## WHAT YOU WILL DO
Copy each entry as it stands, leaving nothing out.

## Records from a collection

****************************************

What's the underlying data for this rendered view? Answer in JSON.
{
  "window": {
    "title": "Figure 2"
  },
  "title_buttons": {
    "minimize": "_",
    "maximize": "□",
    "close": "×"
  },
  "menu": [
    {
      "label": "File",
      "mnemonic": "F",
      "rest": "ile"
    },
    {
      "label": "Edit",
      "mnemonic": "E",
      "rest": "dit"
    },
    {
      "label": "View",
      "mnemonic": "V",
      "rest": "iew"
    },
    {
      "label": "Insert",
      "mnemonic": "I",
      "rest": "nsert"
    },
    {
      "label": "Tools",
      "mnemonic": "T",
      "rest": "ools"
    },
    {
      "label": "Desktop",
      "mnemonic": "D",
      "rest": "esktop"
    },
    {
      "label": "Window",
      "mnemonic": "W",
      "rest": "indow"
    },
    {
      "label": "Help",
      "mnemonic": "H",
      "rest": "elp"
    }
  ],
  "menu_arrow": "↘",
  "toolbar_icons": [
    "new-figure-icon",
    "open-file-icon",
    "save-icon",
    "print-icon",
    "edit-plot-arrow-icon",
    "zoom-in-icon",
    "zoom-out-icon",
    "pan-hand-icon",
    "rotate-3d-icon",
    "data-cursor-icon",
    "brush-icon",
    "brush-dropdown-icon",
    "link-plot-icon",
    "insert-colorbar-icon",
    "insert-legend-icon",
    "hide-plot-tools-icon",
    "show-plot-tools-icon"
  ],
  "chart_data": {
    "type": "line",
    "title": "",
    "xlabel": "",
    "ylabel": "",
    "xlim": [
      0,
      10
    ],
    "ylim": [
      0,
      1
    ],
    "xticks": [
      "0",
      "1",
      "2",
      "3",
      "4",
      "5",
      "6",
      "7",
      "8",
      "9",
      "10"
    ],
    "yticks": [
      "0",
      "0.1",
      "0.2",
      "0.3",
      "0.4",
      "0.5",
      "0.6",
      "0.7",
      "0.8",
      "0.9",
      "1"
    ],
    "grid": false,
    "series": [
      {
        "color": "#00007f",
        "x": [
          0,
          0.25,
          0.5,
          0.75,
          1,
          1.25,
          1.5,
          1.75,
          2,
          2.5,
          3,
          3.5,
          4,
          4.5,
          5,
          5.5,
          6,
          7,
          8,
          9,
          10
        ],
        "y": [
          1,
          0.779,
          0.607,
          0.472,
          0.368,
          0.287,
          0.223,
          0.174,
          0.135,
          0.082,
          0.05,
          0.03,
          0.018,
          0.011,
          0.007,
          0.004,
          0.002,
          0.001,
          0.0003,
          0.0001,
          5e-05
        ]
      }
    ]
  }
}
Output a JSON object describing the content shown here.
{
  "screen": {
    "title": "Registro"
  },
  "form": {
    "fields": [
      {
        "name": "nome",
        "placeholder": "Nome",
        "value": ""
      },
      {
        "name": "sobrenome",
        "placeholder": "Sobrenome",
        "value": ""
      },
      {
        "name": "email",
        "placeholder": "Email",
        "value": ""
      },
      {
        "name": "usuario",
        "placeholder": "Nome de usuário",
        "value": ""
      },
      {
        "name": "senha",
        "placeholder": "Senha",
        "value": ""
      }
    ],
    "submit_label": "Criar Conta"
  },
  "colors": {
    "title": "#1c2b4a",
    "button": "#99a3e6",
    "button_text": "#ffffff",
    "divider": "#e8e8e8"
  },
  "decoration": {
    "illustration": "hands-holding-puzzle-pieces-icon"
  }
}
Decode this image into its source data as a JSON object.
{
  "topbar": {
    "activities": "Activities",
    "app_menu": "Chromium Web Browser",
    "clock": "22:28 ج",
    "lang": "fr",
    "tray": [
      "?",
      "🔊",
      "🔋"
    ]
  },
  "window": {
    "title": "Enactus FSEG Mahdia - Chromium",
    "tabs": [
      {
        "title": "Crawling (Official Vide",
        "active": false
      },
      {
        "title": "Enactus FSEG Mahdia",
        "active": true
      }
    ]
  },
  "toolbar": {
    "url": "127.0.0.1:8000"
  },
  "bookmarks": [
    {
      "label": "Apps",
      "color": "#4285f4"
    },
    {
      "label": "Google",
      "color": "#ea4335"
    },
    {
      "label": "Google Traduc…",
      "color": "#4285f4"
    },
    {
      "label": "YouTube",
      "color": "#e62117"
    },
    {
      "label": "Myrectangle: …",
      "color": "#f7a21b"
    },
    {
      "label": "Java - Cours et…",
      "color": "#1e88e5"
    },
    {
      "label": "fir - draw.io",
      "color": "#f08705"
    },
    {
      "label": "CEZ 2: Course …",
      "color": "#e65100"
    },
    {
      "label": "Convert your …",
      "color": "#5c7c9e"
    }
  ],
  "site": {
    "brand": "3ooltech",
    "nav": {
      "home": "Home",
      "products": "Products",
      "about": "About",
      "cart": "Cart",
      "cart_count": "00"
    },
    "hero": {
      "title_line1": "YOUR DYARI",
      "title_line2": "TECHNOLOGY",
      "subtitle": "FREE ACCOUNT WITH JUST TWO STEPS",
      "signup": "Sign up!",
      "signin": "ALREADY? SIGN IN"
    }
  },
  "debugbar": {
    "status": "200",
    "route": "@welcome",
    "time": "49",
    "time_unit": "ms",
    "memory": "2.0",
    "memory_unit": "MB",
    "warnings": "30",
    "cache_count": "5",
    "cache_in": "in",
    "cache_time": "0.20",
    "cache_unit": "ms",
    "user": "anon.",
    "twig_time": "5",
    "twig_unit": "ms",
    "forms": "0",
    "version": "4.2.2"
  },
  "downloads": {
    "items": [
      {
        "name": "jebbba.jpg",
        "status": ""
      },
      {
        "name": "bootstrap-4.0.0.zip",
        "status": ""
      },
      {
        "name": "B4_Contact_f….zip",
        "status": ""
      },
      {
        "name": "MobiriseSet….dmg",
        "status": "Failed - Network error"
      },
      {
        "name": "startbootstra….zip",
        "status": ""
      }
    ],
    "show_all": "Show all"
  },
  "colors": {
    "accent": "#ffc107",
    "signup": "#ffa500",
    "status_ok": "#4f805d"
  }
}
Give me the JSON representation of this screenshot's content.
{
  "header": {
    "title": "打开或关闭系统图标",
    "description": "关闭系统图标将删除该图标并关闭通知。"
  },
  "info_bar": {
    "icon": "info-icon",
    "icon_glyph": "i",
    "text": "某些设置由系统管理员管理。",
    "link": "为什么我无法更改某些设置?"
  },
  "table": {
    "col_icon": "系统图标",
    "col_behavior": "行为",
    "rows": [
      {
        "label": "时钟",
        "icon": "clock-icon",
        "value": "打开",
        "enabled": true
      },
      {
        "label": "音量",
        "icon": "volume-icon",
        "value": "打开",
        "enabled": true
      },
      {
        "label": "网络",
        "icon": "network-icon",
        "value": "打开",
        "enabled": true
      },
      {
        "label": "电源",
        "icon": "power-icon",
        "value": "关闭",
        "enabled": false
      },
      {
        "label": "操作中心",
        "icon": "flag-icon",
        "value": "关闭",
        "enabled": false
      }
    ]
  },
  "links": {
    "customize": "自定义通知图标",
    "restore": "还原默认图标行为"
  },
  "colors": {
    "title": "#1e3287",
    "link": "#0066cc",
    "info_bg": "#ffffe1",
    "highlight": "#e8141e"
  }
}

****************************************

## EXERCISE RESULT
What's the underlying data for this rendered view? Answer in JSON.
{
  "window": {
    "title": "Figure 2"
  },
  "title_buttons": {
    "minimize": "_",
    "maximize": "□",
    "close": "×"
  },
  "menu": [
    {
      "label": "File",
      "mnemonic": "F",
      "rest": "ile"
    },
    {
      "label": "Edit",
      "mnemonic": "E",
      "rest": "dit"
    },
    {
      "label": "View",
      "mnemonic": "V",
      "rest": "iew"
    },
    {
      "label": "Insert",
      "mnemonic": "I",
      "rest": "nsert"
    },
    {
      "label": "Tools",
      "mnemonic": "T",
      "rest": "ools"
    },
    {
      "label": "Desktop",
      "mnemonic": "D",
      "rest": "esktop"
    },
    {
      "label": "Window",
      "mnemonic": "W",
      "rest": "indow"
    },
    {
      "label": "Help",
      "mnemonic": "H",
      "rest": "elp"
    }
  ],
  "menu_arrow": "↘",
  "toolbar_icons": [
    "new-figure-icon",
    "open-file-icon",
    "save-icon",
    "print-icon",
    "edit-plot-arrow-icon",
    "zoom-in-icon",
    "zoom-out-icon",
    "pan-hand-icon",
    "rotate-3d-icon",
    "data-cursor-icon",
    "brush-icon",
    "brush-dropdown-icon",
    "link-plot-icon",
    "insert-colorbar-icon",
    "insert-legend-icon",
    "hide-plot-tools-icon",
    "show-plot-tools-icon"
  ],
  "chart_data": {
    "type": "line",
    "title": "",
    "xlabel": "",
    "ylabel": "",
    "xlim": [
      0,
      10
    ],
    "ylim": [
      0,
      1
    ],
    "xticks": [
      "0",
      "1",
      "2",
      "3",
      "4",
      "5",
      "6",
      "7",
      "8",
      "9",
      "10"
    ],
    "yticks": [
      "0",
      "0.1",
      "0.2",
      "0.3",
      "0.4",
      "0.5",
      "0.6",
      "0.7",
      "0.8",
      "0.9",
      "1"
    ],
    "grid": false,
    "series": [
      {
        "color": "#00007f",
        "x": [
          0,
          0.25,
          0.5,
          0.75,
          1,
          1.25,
          1.5,
          1.75,
          2,
          2.5,
          3,
          3.5,
          4,
          4.5,
          5,
          5.5,
          6,
          7,
          8,
          9,
          10
        ],
        "y": [
          1,
          0.779,
          0.607,
          0.472,
          0.368,
          0.287,
          0.223,
          0.174,
          0.135,
          0.082,
          0.05,
          0.03,
          0.018,
          0.011,
          0.007,
          0.004,
          0.002,
          0.001,
          0.0003,
          0.0001,
          5e-05
        ]
      }
    ]
  }
}
Output a JSON object describing the content shown here.
{
  "screen": {
    "title": "Registro"
  },
  "form": {
    "fields": [
      {
        "name": "nome",
        "placeholder": "Nome",
        "value": ""
      },
      {
        "name": "sobrenome",
        "placeholder": "Sobrenome",
        "value": ""
      },
      {
        "name": "email",
        "placeholder": "Email",
        "value": ""
      },
      {
        "name": "usuario",
        "placeholder": "Nome de usuário",
        "value": ""
      },
      {
        "name": "senha",
        "placeholder": "Senha",
        "value": ""
      }
    ],
    "submit_label": "Criar Conta"
  },
  "colors": {
    "title": "#1c2b4a",
    "button": "#99a3e6",
    "button_text": "#ffffff",
    "divider": "#e8e8e8"
  },
  "decoration": {
    "illustration": "hands-holding-puzzle-pieces-icon"
  }
}
Decode this image into its source data as a JSON object.
{
  "topbar": {
    "activities": "Activities",
    "app_menu": "Chromium Web Browser",
    "clock": "22:28 ج",
    "lang": "fr",
    "tray": [
      "?",
      "🔊",
      "🔋"
    ]
  },
  "window": {
    "title": "Enactus FSEG Mahdia - Chromium",
    "tabs": [
      {
        "title": "Crawling (Official Vide",
        "active": false
      },
      {
        "title": "Enactus FSEG Mahdia",
        "active": true
      }
    ]
  },
  "toolbar": {
    "url": "127.0.0.1:8000"
  },
  "bookmarks": [
    {
      "label": "Apps",
      "color": "#4285f4"
    },
    {
      "label": "Google",
      "color": "#ea4335"
    },
    {
      "label": "Google Traduc…",
      "color": "#4285f4"
    },
    {
      "label": "YouTube",
      "color": "#e62117"
    },
    {
      "label": "Myrectangle: …",
      "color": "#f7a21b"
    },
    {
      "label": "Java - Cours et…",
      "color": "#1e88e5"
    },
    {
      "label": "fir - draw.io",
      "color": "#f08705"
    },
    {
      "label": "CEZ 2: Course …",
      "color": "#e65100"
    },
    {
      "label": "Convert your …",
      "color": "#5c7c9e"
    }
  ],
  "site": {
    "brand": "3ooltech",
    "nav": {
      "home": "Home",
      "products": "Products",
      "about": "About",
      "cart": "Cart",
      "cart_count": "00"
    },
    "hero": {
      "title_line1": "YOUR DYARI",
      "title_line2": "TECHNOLOGY",
      "subtitle": "FREE ACCOUNT WITH JUST TWO STEPS",
      "signup": "Sign up!",
      "signin": "ALREADY? SIGN IN"
    }
  },
  "debugbar": {
    "status": "200",
    "route": "@welcome",
    "time": "49",
    "time_unit": "ms",
    "memory": "2.0",
    "memory_unit": "MB",
    "warnings": "30",
    "cache_count": "5",
    "cache_in": "in",
    "cache_time": "0.20",
    "cache_unit": "ms",
    "user": "anon.",
    "twig_time": "5",
    "twig_unit": "ms",
    "forms": "0",
    "version": "4.2.2"
  },
  "downloads": {
    "items": [
      {
        "name": "jebbba.jpg",
        "status": ""
      },
      {
        "name": "bootstrap-4.0.0.zip",
        "status": ""
      },
      {
        "name": "B4_Contact_f….zip",
        "status": ""
      },
      {
        "name": "MobiriseSet….dmg",
        "status": "Failed - Network error"
      },
      {
        "name": "startbootstra….zip",
        "status": ""
      }
    ],
    "show_all": "Show all"
  },
  "colors": {
    "accent": "#ffc107",
    "signup": "#ffa500",
    "status_ok": "#4f805d"
  }
}
Give me the JSON representation of this screenshot's content.
{
  "header": {
    "title": "打开或关闭系统图标",
    "description": "关闭系统图标将删除该图标并关闭通知。"
  },
  "info_bar": {
    "icon": "info-icon",
    "icon_glyph": "i",
    "text": "某些设置由系统管理员管理。",
    "link": "为什么我无法更改某些设置?"
  },
  "table": {
    "col_icon": "系统图标",
    "col_behavior": "行为",
    "rows": [
      {
        "label": "时钟",
        "icon": "clock-icon",
        "value": "打开",
        "enabled": true
      },
      {
        "label": "音量",
        "icon": "volume-icon",
        "value": "打开",
        "enabled": true
      },
      {
        "label": "网络",
        "icon": "network-icon",
        "value": "打开",
        "enabled": true
      },
      {
        "label": "电源",
        "icon": "power-icon",
        "value": "关闭",
        "enabled": false
      },
      {
        "label": "操作中心",
        "icon": "flag-icon",
        "value": "关闭",
        "enabled": false
      }
    ]
  },
  "links": {
    "customize": "自定义通知图标",
    "restore": "还原默认图标行为"
  },
  "colors": {
    "title": "#1e3287",
    "link": "#0066cc",
    "info_bg": "#ffffe1",
    "highlight": "#e8141e"
  }
}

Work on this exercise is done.